◆ Work task ◆
In the listing below, how many lines hold "arrow"? Give the number only.
-=-=-
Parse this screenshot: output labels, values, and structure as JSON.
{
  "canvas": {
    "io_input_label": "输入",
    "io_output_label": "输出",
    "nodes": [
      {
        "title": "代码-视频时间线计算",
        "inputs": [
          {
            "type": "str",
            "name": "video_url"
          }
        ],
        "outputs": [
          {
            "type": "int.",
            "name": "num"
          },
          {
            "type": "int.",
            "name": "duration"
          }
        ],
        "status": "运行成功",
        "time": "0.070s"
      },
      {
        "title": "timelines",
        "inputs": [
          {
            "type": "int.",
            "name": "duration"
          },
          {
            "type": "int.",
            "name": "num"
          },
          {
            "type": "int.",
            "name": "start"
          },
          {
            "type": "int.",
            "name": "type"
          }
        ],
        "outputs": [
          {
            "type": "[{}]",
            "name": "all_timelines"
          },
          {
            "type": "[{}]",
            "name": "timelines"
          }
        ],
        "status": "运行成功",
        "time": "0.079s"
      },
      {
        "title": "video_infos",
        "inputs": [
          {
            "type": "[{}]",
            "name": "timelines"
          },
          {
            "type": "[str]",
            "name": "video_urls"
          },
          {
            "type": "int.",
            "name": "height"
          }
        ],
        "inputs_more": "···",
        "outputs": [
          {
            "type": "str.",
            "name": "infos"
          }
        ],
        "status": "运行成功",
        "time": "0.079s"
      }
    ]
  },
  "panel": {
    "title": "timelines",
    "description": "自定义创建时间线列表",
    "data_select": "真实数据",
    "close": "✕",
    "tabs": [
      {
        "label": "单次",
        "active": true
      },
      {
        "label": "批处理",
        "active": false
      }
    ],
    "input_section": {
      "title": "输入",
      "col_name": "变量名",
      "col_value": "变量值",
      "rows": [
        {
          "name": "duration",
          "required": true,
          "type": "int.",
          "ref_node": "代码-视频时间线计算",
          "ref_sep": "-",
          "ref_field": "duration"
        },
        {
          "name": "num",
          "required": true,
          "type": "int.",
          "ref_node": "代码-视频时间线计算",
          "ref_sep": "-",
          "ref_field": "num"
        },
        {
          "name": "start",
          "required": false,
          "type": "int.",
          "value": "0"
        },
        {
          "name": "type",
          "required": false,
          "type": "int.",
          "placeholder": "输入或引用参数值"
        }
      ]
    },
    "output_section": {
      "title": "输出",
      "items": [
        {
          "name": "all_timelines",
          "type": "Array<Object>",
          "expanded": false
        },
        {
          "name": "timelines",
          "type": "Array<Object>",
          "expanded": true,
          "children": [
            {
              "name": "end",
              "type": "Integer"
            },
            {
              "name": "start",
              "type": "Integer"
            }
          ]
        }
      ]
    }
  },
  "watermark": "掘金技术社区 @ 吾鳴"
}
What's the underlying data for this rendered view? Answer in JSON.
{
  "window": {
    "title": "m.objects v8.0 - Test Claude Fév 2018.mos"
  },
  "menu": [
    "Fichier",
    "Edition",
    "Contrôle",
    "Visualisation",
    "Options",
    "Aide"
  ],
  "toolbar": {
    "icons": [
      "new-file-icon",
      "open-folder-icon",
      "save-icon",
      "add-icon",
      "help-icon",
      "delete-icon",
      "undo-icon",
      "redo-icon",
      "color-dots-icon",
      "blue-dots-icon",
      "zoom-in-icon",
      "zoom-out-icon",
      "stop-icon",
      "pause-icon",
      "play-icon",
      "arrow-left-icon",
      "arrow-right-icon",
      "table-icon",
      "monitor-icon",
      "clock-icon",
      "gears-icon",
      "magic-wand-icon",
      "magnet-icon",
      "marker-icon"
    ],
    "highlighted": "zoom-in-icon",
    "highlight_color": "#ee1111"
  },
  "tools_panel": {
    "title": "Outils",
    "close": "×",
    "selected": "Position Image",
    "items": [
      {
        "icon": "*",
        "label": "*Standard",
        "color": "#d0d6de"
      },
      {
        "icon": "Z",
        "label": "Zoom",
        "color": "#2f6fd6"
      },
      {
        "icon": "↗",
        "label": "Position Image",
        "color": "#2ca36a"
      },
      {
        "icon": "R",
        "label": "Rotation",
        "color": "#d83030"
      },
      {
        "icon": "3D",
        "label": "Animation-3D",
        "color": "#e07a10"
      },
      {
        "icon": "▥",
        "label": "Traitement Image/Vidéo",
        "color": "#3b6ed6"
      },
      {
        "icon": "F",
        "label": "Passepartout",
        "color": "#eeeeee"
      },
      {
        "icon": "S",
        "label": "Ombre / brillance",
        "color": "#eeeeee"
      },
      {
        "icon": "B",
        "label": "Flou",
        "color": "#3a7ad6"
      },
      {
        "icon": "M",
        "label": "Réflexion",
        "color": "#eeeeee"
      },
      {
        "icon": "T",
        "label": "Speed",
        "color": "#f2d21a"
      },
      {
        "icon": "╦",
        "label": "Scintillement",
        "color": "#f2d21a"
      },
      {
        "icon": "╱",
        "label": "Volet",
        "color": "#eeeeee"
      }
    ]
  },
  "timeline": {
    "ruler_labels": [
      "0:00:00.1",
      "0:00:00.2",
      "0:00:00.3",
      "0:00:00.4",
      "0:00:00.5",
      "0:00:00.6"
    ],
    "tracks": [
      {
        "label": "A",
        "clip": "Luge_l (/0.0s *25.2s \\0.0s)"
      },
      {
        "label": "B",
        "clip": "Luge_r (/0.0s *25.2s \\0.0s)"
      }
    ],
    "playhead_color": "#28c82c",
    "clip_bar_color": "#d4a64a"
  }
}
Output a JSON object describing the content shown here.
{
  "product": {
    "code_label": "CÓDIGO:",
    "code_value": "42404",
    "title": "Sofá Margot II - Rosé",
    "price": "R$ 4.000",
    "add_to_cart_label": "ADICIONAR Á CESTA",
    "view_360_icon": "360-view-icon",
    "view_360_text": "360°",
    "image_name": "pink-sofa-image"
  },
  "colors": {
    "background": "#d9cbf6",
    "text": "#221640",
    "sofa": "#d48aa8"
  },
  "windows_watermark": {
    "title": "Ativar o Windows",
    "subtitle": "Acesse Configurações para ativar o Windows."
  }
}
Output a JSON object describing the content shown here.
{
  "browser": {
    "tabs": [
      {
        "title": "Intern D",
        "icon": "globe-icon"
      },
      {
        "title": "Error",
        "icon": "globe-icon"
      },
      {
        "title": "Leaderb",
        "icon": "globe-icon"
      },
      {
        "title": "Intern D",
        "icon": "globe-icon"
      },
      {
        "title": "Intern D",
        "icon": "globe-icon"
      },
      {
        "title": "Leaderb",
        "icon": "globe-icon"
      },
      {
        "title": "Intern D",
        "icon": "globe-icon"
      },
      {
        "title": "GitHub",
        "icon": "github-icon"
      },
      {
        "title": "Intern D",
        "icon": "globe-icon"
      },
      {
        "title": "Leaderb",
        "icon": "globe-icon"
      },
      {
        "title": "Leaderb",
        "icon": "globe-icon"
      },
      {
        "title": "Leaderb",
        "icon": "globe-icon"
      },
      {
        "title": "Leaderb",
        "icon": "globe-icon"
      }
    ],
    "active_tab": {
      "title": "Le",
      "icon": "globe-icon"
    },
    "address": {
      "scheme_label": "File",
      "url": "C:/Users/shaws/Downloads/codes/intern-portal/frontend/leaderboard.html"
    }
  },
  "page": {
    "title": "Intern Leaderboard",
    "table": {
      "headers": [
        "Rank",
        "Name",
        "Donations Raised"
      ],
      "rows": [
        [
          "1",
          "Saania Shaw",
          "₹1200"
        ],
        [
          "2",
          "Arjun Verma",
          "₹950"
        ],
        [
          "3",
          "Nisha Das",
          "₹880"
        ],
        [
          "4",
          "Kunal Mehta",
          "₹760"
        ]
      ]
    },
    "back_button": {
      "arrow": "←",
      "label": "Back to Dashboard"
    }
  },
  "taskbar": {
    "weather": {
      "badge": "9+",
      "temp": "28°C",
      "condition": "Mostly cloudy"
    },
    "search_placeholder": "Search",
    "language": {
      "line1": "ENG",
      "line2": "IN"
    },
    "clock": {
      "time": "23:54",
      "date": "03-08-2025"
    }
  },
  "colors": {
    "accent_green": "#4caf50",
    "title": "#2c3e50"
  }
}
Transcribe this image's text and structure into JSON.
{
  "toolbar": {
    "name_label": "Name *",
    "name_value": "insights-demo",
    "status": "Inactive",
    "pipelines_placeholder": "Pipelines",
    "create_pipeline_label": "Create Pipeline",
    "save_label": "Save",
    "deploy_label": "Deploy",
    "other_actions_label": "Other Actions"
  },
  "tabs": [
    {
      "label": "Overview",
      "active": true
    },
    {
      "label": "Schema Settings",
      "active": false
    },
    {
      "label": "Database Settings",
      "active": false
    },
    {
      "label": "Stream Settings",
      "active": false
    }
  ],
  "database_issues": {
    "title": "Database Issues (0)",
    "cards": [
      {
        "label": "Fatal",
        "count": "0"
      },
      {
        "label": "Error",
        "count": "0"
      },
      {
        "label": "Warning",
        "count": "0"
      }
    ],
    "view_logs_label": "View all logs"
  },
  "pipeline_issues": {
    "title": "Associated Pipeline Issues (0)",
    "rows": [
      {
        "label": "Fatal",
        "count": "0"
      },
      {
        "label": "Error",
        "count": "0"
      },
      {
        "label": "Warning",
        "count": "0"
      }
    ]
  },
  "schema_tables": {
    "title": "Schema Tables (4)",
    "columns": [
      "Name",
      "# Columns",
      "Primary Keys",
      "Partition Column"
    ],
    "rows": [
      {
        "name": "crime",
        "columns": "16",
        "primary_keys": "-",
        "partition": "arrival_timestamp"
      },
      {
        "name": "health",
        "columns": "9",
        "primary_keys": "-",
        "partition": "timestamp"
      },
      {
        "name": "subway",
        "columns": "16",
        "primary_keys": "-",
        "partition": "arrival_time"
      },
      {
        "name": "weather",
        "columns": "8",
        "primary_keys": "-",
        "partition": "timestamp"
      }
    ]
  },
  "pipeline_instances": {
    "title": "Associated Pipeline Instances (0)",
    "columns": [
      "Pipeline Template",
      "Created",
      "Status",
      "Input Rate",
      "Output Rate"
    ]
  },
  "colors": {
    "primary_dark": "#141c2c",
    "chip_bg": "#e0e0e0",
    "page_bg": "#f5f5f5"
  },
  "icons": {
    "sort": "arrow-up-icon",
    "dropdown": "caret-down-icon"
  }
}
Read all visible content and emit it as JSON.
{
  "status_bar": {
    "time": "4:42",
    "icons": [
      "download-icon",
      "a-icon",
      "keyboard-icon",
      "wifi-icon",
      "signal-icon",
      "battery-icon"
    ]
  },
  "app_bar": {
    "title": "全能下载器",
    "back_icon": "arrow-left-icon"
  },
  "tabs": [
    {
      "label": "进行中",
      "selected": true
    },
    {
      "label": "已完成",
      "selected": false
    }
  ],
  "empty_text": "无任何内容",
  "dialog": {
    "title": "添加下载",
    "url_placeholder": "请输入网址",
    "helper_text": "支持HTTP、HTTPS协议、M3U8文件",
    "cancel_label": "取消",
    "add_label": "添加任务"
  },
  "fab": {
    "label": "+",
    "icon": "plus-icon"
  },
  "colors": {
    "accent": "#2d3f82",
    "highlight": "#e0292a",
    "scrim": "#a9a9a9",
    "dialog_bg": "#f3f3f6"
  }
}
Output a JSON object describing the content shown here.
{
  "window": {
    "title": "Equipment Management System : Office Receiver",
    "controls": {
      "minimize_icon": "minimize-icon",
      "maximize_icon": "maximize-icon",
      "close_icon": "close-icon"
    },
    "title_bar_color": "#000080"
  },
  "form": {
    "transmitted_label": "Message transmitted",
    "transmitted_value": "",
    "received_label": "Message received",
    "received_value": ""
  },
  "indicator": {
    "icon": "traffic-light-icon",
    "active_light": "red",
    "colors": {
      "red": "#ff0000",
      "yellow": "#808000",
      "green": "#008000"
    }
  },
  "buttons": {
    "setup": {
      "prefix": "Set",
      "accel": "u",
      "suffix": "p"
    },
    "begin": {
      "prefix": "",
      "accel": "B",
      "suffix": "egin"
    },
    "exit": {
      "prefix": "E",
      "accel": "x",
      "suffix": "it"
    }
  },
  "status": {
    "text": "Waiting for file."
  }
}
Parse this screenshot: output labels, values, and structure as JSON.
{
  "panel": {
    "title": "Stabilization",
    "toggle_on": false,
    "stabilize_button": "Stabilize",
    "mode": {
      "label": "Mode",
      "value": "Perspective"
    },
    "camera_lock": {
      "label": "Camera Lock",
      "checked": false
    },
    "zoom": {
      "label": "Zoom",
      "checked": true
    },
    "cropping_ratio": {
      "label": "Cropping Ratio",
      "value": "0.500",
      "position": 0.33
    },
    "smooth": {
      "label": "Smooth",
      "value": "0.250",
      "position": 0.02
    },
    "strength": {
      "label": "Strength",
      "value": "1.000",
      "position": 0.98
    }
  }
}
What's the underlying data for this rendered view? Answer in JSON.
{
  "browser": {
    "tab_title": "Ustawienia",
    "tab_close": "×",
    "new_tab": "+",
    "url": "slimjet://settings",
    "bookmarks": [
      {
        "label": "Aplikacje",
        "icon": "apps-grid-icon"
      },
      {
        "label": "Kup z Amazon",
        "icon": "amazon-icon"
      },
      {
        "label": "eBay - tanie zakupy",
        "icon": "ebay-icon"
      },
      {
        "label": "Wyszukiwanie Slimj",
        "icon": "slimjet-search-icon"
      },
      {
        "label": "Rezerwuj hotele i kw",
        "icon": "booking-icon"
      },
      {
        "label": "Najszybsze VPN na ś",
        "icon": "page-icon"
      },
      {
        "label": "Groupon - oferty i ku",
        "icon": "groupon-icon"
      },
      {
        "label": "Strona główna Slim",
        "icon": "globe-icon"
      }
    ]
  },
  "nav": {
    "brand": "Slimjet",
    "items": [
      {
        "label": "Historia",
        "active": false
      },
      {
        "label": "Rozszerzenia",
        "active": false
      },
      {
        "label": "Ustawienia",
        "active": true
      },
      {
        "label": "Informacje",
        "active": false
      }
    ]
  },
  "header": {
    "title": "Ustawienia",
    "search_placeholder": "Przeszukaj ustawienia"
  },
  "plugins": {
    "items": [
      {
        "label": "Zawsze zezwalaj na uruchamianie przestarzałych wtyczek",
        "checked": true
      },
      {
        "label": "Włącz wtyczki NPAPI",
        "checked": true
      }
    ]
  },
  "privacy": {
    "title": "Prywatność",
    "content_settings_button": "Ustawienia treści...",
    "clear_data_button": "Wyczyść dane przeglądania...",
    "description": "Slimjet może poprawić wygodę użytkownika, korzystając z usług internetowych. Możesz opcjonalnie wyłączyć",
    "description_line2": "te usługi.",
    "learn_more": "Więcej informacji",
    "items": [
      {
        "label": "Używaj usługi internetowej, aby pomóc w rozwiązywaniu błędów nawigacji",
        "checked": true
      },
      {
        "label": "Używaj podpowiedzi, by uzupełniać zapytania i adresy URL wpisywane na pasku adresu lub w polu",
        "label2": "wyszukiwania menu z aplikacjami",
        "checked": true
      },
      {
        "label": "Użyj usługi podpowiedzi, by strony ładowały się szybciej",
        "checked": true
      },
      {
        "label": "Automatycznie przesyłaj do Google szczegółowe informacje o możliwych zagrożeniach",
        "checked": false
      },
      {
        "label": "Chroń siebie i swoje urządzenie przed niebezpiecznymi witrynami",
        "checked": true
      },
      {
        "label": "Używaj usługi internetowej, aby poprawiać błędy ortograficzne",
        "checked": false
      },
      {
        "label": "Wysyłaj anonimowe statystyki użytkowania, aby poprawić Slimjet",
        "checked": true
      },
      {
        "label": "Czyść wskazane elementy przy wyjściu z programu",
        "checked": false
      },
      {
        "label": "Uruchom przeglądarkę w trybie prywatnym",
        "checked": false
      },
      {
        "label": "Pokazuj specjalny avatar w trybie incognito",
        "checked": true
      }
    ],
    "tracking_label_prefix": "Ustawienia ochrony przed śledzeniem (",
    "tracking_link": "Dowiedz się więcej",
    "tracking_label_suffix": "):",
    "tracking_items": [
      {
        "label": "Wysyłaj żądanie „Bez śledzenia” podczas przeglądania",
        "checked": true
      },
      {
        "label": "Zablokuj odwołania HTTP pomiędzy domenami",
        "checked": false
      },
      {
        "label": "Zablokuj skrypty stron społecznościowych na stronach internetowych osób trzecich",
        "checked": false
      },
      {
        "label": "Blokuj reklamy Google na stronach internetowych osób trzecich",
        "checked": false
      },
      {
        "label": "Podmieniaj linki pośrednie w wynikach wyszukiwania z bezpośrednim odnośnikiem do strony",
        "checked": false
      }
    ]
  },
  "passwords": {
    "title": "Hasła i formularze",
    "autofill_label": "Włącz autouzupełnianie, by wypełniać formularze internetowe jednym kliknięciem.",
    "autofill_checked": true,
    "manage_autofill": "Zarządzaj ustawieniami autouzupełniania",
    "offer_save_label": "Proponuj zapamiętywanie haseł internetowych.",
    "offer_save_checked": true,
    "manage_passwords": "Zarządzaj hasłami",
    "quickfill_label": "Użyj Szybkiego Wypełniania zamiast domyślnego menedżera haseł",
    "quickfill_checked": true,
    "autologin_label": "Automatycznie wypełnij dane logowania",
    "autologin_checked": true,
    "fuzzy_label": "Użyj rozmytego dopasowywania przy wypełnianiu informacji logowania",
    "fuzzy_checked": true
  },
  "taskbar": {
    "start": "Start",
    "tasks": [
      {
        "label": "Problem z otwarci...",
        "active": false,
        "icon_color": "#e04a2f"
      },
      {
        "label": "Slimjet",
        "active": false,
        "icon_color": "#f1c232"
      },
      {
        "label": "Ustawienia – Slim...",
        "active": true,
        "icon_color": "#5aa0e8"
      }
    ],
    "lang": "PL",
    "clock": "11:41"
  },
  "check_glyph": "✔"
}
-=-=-
◆ Expected answer ◆
5